$15 Trillion Dollar Fraud … Or Nigerian Style Scam?
Since nobody else has any interest in downtown NY real estate, Goldman's Bill Dudley, currently incidentally in charge of the New York Fed, has decided to step up. "The Federal Reserve Bank of New York (New York Fed) today announced that it has acquired the building at 33 Maiden Lane for $207.5 million from Merit US Real Estate Fund III, L.P. and established a new, wholly owned limited liability company called Maiden & Nassau LLC to serve as owner of the building. The acquisition provides a cost-effective, long-term alternative to the current practice of leasing space in this and other buildings and allows for greater control over maintenance, operation and security of the building." As a reminder, the 9th floor of 33 Liberty is where the ever elusive, but always present Plunge Protection Team, pardon the "markets group" at the Federal Reserve is housed (more here). And although in recent days it is no secret that the bulk of Fed open market stock order are routed via that one certain HFT powerhouse out of Chicago, it is always a good idea to keep all the market manipulating facilities under one roof. And so, the Fed now will have full domain over everything that transpires under its own roof. And since the building likely has an extended basement, it provides Dudley, and his muppet Ben Bernanke with a convenient location where to store the soon to be confiscated 107 tons of Greek gold.
The real world revolves around cash flow. Families across the land understand this basic concept. Cash flows in from wages, investments and these days from the government. Cash flows out for food, gasoline, utilities, cable, cell phones, real estate taxes, income taxes, payroll taxes, clothing, mortgage payments, car payments, insurance payments, medical bills, auto repairs, home repairs, appliances, electronic gadgets, education, alcohol (necessary in this economy) and a countless other everyday expenses. If the outflow exceeds the inflow a family may be able to fund the deficit with credit cards for awhile, but ultimately running a cash flow deficit will result in debt default and loss of your home and assets. Ask the millions of Americans that have experienced this exact outcome since 2008 if you believe this is only a theoretical exercise. The Federal government, Federal Reserve, Wall Street banks, regulatory agencies and commercial real estate debtors have colluded since 2008 to pretend cash flow doesn’t matter. Their plan has been to “extend and pretend”, praying for an economic recovery that would save them from their greedy and foolish risk taking during the 2003 – 2007 Caligula-like debauchery.
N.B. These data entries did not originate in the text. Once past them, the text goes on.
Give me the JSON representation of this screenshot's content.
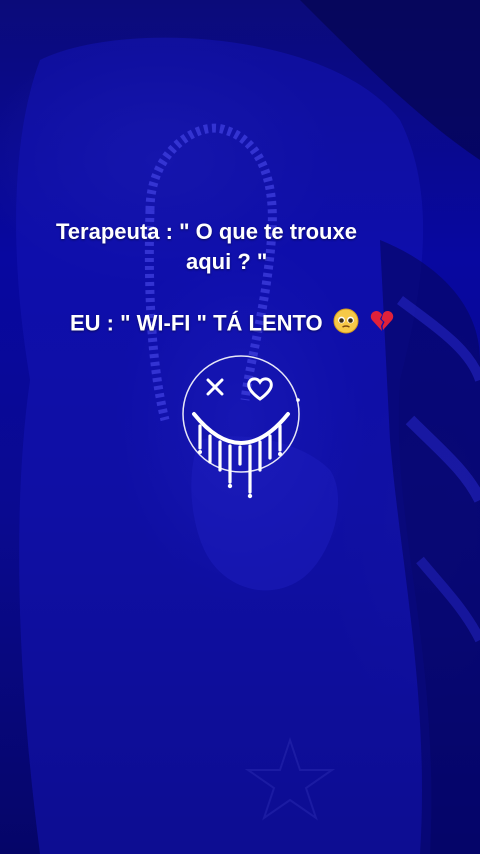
{
  "caption": {
    "line1": "Terapeuta : \" O que te trouxe",
    "line2": "aqui ? \"",
    "line3": "EU : \" WI-FI \"  TÁ LENTO"
  },
  "icons": {
    "emoji_1": "pleading-face-emoji",
    "emoji_2": "broken-heart-emoji",
    "graphic": "dripping-smiley-face"
  },
  "colors": {
    "background": "#0808a0",
    "text": "#ffffff"
  }
}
Debt default means huge losses for the Wall Street criminal banks. Of course the banksters will just demand another taxpayer bailout from the puppet politicians. This repeat scenario gives new meaning to the term shop until you drop. Extending and pretending can work for awhile as accounting obfuscation, rolling over bad debts, and praying for a revival of the glory days can put off the day of reckoning for a couple years. Ultimately it comes down to cash flow, whether you’re a household, retailer, developer, bank or government. America is running on empty and extending and pretending is coming to an end.
The Sophisticated and the Scammed – MBS Trusts Keeping Assets on the Books Long After they are LiquidatedSubmitted by 4closureFraud on 02/21/2012 12:28 -0400
This is just a small example of what we are uncovering. If we learned anything from the robosigning scandal, if there are more than two “irregularities,” there are thousands.